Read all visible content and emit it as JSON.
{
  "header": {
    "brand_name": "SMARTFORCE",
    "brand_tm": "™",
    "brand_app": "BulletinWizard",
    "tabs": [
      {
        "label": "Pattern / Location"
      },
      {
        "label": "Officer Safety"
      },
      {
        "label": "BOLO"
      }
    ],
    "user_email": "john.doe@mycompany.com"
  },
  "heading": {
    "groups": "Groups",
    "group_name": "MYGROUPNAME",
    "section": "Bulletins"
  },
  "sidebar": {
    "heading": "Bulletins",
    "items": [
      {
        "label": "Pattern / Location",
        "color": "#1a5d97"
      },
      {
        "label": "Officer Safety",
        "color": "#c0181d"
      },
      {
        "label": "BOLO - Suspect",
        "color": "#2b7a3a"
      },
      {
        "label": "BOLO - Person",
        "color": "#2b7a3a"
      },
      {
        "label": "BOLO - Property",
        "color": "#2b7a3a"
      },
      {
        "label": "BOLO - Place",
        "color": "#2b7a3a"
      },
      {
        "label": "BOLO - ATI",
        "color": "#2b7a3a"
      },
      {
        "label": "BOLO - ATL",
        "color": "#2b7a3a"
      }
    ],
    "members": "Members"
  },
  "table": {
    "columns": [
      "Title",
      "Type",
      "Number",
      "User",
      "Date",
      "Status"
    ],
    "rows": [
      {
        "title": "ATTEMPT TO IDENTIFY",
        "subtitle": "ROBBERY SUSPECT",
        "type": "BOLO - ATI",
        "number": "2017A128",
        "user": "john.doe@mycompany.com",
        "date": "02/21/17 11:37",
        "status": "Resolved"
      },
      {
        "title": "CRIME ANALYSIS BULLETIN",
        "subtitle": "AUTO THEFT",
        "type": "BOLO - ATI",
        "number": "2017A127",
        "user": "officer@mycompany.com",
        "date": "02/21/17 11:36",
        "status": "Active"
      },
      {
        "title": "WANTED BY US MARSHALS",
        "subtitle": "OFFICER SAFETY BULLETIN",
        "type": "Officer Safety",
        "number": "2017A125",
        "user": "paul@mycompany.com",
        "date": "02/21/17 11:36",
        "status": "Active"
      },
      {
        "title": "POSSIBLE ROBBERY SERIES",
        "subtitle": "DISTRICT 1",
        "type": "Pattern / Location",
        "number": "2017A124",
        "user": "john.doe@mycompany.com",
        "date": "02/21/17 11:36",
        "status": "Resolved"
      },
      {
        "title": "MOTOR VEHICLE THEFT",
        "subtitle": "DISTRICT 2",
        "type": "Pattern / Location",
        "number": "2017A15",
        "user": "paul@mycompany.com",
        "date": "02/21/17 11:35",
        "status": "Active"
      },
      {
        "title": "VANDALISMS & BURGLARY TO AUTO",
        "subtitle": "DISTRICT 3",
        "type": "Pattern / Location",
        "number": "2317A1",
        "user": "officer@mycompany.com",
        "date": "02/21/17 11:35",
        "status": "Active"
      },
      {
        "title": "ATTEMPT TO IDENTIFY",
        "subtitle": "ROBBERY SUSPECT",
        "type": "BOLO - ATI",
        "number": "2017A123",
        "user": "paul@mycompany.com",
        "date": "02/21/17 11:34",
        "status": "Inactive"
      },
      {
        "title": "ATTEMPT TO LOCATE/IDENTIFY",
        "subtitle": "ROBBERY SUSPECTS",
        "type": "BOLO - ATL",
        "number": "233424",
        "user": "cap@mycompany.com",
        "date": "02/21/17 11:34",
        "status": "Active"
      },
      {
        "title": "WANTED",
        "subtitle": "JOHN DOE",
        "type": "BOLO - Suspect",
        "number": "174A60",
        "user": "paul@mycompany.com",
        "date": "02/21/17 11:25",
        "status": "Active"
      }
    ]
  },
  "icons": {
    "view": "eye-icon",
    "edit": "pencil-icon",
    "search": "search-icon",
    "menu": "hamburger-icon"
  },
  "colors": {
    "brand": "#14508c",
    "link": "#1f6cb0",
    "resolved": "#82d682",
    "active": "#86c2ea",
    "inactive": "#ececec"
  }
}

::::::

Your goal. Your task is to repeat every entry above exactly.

Output of the task.
Read all visible content and emit it as JSON.
{
  "header": {
    "brand_name": "SMARTFORCE",
    "brand_tm": "™",
    "brand_app": "BulletinWizard",
    "tabs": [
      {
        "label": "Pattern / Location"
      },
      {
        "label": "Officer Safety"
      },
      {
        "label": "BOLO"
      }
    ],
    "user_email": "john.doe@mycompany.com"
  },
  "heading": {
    "groups": "Groups",
    "group_name": "MYGROUPNAME",
    "section": "Bulletins"
  },
  "sidebar": {
    "heading": "Bulletins",
    "items": [
      {
        "label": "Pattern / Location",
        "color": "#1a5d97"
      },
      {
        "label": "Officer Safety",
        "color": "#c0181d"
      },
      {
        "label": "BOLO - Suspect",
        "color": "#2b7a3a"
      },
      {
        "label": "BOLO - Person",
        "color": "#2b7a3a"
      },
      {
        "label": "BOLO - Property",
        "color": "#2b7a3a"
      },
      {
        "label": "BOLO - Place",
        "color": "#2b7a3a"
      },
      {
        "label": "BOLO - ATI",
        "color": "#2b7a3a"
      },
      {
        "label": "BOLO - ATL",
        "color": "#2b7a3a"
      }
    ],
    "members": "Members"
  },
  "table": {
    "columns": [
      "Title",
      "Type",
      "Number",
      "User",
      "Date",
      "Status"
    ],
    "rows": [
      {
        "title": "ATTEMPT TO IDENTIFY",
        "subtitle": "ROBBERY SUSPECT",
        "type": "BOLO - ATI",
        "number": "2017A128",
        "user": "john.doe@mycompany.com",
        "date": "02/21/17 11:37",
        "status": "Resolved"
      },
      {
        "title": "CRIME ANALYSIS BULLETIN",
        "subtitle": "AUTO THEFT",
        "type": "BOLO - ATI",
        "number": "2017A127",
        "user": "officer@mycompany.com",
        "date": "02/21/17 11:36",
        "status": "Active"
      },
      {
        "title": "WANTED BY US MARSHALS",
        "subtitle": "OFFICER SAFETY BULLETIN",
        "type": "Officer Safety",
        "number": "2017A125",
        "user": "paul@mycompany.com",
        "date": "02/21/17 11:36",
        "status": "Active"
      },
      {
        "title": "POSSIBLE ROBBERY SERIES",
        "subtitle": "DISTRICT 1",
        "type": "Pattern / Location",
        "number": "2017A124",
        "user": "john.doe@mycompany.com",
        "date": "02/21/17 11:36",
        "status": "Resolved"
      },
      {
        "title": "MOTOR VEHICLE THEFT",
        "subtitle": "DISTRICT 2",
        "type": "Pattern / Location",
        "number": "2017A15",
        "user": "paul@mycompany.com",
        "date": "02/21/17 11:35",
        "status": "Active"
      },
      {
        "title": "VANDALISMS & BURGLARY TO AUTO",
        "subtitle": "DISTRICT 3",
        "type": "Pattern / Location",
        "number": "2317A1",
        "user": "officer@mycompany.com",
        "date": "02/21/17 11:35",
        "status": "Active"
      },
      {
        "title": "ATTEMPT TO IDENTIFY",
        "subtitle": "ROBBERY SUSPECT",
        "type": "BOLO - ATI",
        "number": "2017A123",
        "user": "paul@mycompany.com",
        "date": "02/21/17 11:34",
        "status": "Inactive"
      },
      {
        "title": "ATTEMPT TO LOCATE/IDENTIFY",
        "subtitle": "ROBBERY SUSPECTS",
        "type": "BOLO - ATL",
        "number": "233424",
        "user": "cap@mycompany.com",
        "date": "02/21/17 11:34",
        "status": "Active"
      },
      {
        "title": "WANTED",
        "subtitle": "JOHN DOE",
        "type": "BOLO - Suspect",
        "number": "174A60",
        "user": "paul@mycompany.com",
        "date": "02/21/17 11:25",
        "status": "Active"
      }
    ]
  },
  "icons": {
    "view": "eye-icon",
    "edit": "pencil-icon",
    "search": "search-icon",
    "menu": "hamburger-icon"
  },
  "colors": {
    "brand": "#14508c",
    "link": "#1f6cb0",
    "resolved": "#82d682",
    "active": "#86c2ea",
    "inactive": "#ececec"
  }
}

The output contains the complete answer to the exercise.